For several weeks, the group tweaked the main parts of the song, polishing the vocals, drums and bass, adding extra percussion parts, and trying to imagine what should occupy those long vamped sections. Mr. McCartney thought an orchestral section would be good, but left the question of what that should entail to his producer. Mr. Martin’s solution was to take a page out of the playbooks of classical composers like John Cage and Krzysztof Penderecki, who at the time were creating works in which chance played a role. Mr. Martin hired 40 symphonic musicians for a session on Feb. 10, and when they turned up, they found on their stands a 24-bar score that had the lowest notes on their instruments in the first bar, and an E major chord in the last.

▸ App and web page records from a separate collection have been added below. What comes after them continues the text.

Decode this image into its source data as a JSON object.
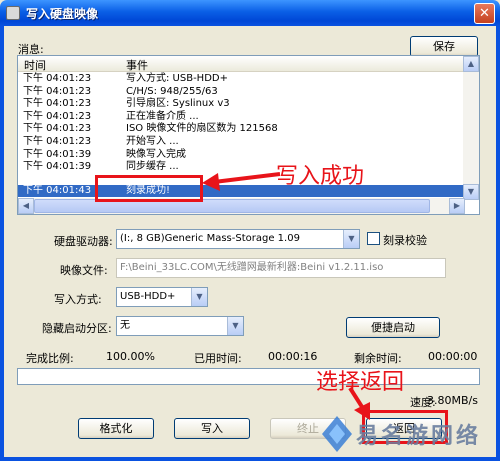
{
  "window": {
    "title": "写入硬盘映像",
    "close_glyph": "✕"
  },
  "messages": {
    "label": "消息:",
    "save_label": "保存",
    "columns": {
      "time": "时间",
      "event": "事件"
    },
    "rows": [
      {
        "time": "下午 04:01:23",
        "event": "写入方式: USB-HDD+"
      },
      {
        "time": "下午 04:01:23",
        "event": "C/H/S: 948/255/63"
      },
      {
        "time": "下午 04:01:23",
        "event": "引导扇区: Syslinux v3"
      },
      {
        "time": "下午 04:01:23",
        "event": "正在准备介质 ..."
      },
      {
        "time": "下午 04:01:23",
        "event": "ISO 映像文件的扇区数为 121568"
      },
      {
        "time": "下午 04:01:23",
        "event": "开始写入 ..."
      },
      {
        "time": "下午 04:01:39",
        "event": "映像写入完成"
      },
      {
        "time": "下午 04:01:39",
        "event": "同步缓存 ..."
      },
      {
        "time": "下午 04:01:43",
        "event": "刻录成功!"
      }
    ]
  },
  "drive": {
    "label": "硬盘驱动器:",
    "value": "(I:, 8 GB)Generic Mass-Storage    1.09",
    "verify_label": "刻录校验"
  },
  "image_file": {
    "label": "映像文件:",
    "value": "F:\\Beini_33LC.COM\\无线蹭网最新利器:Beini v1.2.11.iso"
  },
  "write_mode": {
    "label": "写入方式:",
    "value": "USB-HDD+"
  },
  "hidden_partition": {
    "label": "隐藏启动分区:",
    "value": "无",
    "quick_boot_label": "便捷启动"
  },
  "status": {
    "complete_label": "完成比例:",
    "complete_value": "100.00%",
    "elapsed_label": "已用时间:",
    "elapsed_value": "00:00:16",
    "remaining_label": "剩余时间:",
    "remaining_value": "00:00:00",
    "speed_label": "速度:",
    "speed_value": "3.80MB/s",
    "progress": 1.0
  },
  "buttons": {
    "format": "格式化",
    "write": "写入",
    "terminate": "终止",
    "back": "返回"
  },
  "annotations": {
    "write_success": "写入成功",
    "choose_back": "选择返回"
  },
  "watermark": {
    "text": "易名游网络"
  },
  "colors": {
    "accent": "#e8141a",
    "selection": "#316ac5",
    "titlebar": "#0a52e0"
  }
}
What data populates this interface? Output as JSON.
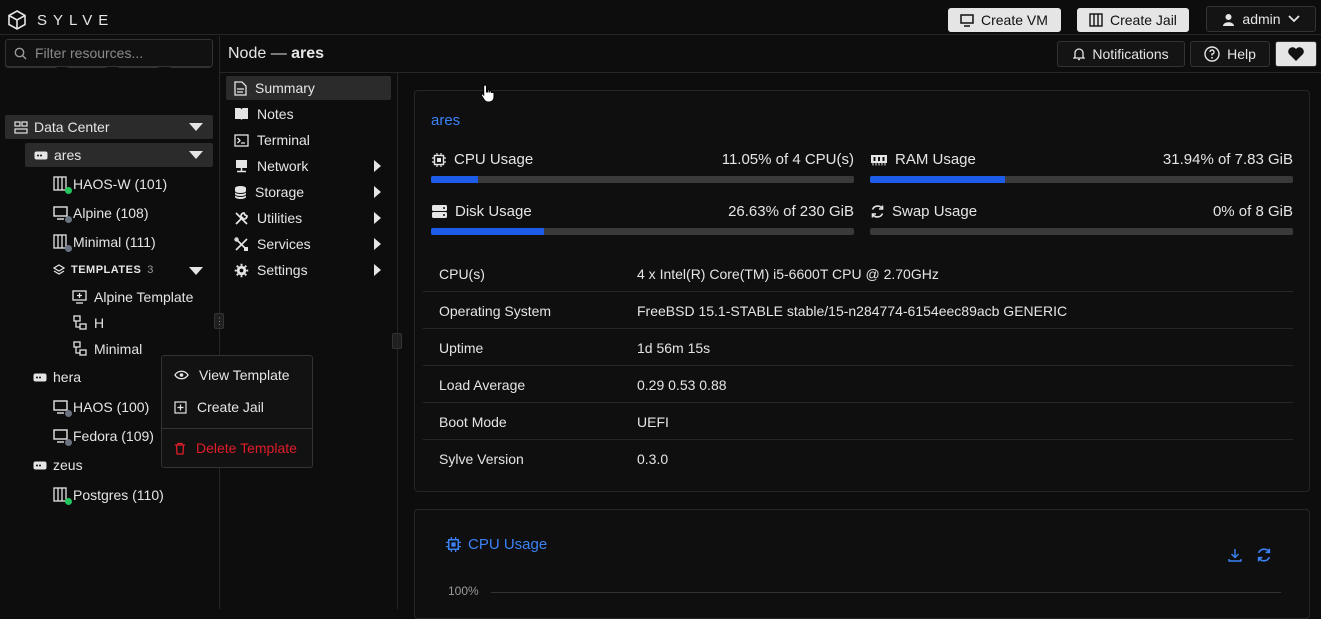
{
  "app": {
    "name": "SYLVE"
  },
  "header": {
    "create_vm": "Create VM",
    "create_jail": "Create Jail",
    "user": "admin",
    "notifications": "Notifications",
    "help": "Help"
  },
  "page": {
    "title_prefix": "Node —",
    "title_node": "ares"
  },
  "filter": {
    "placeholder": "Filter resources..."
  },
  "tree": {
    "datacenter": "Data Center",
    "nodes": [
      {
        "name": "ares",
        "items": [
          {
            "label": "HAOS-W (101)",
            "status": "running"
          },
          {
            "label": "Alpine (108)",
            "status": "stopped"
          },
          {
            "label": "Minimal (111)",
            "status": "stopped"
          }
        ]
      },
      {
        "name": "hera",
        "items": [
          {
            "label": "HAOS (100)",
            "status": "stopped"
          },
          {
            "label": "Fedora (109)",
            "status": "stopped"
          }
        ]
      },
      {
        "name": "zeus",
        "items": [
          {
            "label": "Postgres (110)",
            "status": "running"
          }
        ]
      }
    ],
    "templates": {
      "label": "TEMPLATES",
      "count": "3",
      "items": [
        "Alpine Template",
        "H",
        "Minimal"
      ]
    }
  },
  "context_menu": {
    "view": "View Template",
    "create_jail": "Create Jail",
    "delete": "Delete Template"
  },
  "nav": {
    "summary": "Summary",
    "notes": "Notes",
    "terminal": "Terminal",
    "network": "Network",
    "storage": "Storage",
    "utilities": "Utilities",
    "services": "Services",
    "settings": "Settings"
  },
  "summary": {
    "node_name": "ares",
    "cpu": {
      "label": "CPU Usage",
      "value": "11.05% of 4 CPU(s)",
      "percent": 11.05
    },
    "ram": {
      "label": "RAM Usage",
      "value": "31.94% of 7.83 GiB",
      "percent": 31.94
    },
    "disk": {
      "label": "Disk Usage",
      "value": "26.63% of 230 GiB",
      "percent": 26.63
    },
    "swap": {
      "label": "Swap Usage",
      "value": "0% of 8 GiB",
      "percent": 0
    },
    "info": [
      {
        "key": "CPU(s)",
        "value": "4 x Intel(R) Core(TM) i5-6600T CPU @ 2.70GHz"
      },
      {
        "key": "Operating System",
        "value": "FreeBSD 15.1-STABLE stable/15-n284774-6154eec89acb GENERIC"
      },
      {
        "key": "Uptime",
        "value": "1d 56m 15s"
      },
      {
        "key": "Load Average",
        "value": "0.29 0.53 0.88"
      },
      {
        "key": "Boot Mode",
        "value": "UEFI"
      },
      {
        "key": "Sylve Version",
        "value": "0.3.0"
      }
    ]
  },
  "cpu_chart": {
    "title": "CPU Usage",
    "ytick": "100%"
  },
  "colors": {
    "accent": "#3b82f6",
    "running": "#22c55e",
    "stopped": "#6b7280",
    "danger": "#e11d2a",
    "bar": "#1d5ce8"
  }
}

Between them, the musicians were instructed to slide slowly from their lowest to highest notes, taking care not to move at the same pace as the musicians around them.

The sound was magnificently chaotic, and it became more so once Mr. Martin combined the four takes he recorded (some with Mr. McCartney on the podium, some conducted by Mr. Martin himself). It was a brilliant solution: as Lennon’s voice faded into the echoic distance, the orchestra began its buildup, ending sharply on the chord that begins Mr. McCartney’s section.